(Page and application data records)
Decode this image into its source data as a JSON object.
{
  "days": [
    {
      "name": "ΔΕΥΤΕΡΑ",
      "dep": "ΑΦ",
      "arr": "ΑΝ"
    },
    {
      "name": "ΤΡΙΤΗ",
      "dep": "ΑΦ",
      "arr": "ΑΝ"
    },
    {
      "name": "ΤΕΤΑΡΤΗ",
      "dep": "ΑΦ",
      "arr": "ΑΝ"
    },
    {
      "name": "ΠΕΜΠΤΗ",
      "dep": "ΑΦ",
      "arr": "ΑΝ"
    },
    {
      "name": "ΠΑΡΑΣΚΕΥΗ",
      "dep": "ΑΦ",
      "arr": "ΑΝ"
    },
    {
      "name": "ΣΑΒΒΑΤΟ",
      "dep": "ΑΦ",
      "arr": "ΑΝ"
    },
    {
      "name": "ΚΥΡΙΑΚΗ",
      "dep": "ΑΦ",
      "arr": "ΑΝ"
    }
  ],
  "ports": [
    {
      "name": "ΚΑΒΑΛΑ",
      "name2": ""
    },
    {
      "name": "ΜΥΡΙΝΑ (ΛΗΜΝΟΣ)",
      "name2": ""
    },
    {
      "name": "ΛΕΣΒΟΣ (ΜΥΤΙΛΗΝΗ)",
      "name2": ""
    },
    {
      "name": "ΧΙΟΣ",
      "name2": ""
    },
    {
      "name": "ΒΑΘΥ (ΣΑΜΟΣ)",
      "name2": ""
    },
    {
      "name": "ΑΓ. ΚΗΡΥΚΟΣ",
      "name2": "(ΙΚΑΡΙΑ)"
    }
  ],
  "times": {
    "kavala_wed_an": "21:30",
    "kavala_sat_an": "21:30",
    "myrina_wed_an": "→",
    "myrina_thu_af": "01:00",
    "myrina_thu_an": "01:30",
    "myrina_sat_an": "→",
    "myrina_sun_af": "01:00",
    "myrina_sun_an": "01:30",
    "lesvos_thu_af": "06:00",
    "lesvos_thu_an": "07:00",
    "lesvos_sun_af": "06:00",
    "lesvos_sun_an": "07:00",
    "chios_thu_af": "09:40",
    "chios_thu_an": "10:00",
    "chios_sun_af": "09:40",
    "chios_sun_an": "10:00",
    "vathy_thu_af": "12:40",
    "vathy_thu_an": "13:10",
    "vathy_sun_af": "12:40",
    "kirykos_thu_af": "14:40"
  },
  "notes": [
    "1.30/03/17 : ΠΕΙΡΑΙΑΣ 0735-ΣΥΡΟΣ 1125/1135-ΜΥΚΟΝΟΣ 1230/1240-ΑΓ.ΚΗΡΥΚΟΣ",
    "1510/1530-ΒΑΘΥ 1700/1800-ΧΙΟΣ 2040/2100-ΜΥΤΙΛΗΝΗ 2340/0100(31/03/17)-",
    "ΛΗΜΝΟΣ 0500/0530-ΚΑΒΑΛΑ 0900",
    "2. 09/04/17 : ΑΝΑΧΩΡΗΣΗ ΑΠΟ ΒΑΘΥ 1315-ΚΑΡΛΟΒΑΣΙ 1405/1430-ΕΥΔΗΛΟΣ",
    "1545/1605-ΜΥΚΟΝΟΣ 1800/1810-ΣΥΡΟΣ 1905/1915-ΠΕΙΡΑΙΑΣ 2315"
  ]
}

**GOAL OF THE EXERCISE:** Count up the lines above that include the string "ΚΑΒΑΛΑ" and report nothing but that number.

**COMPLETED TASK:** 2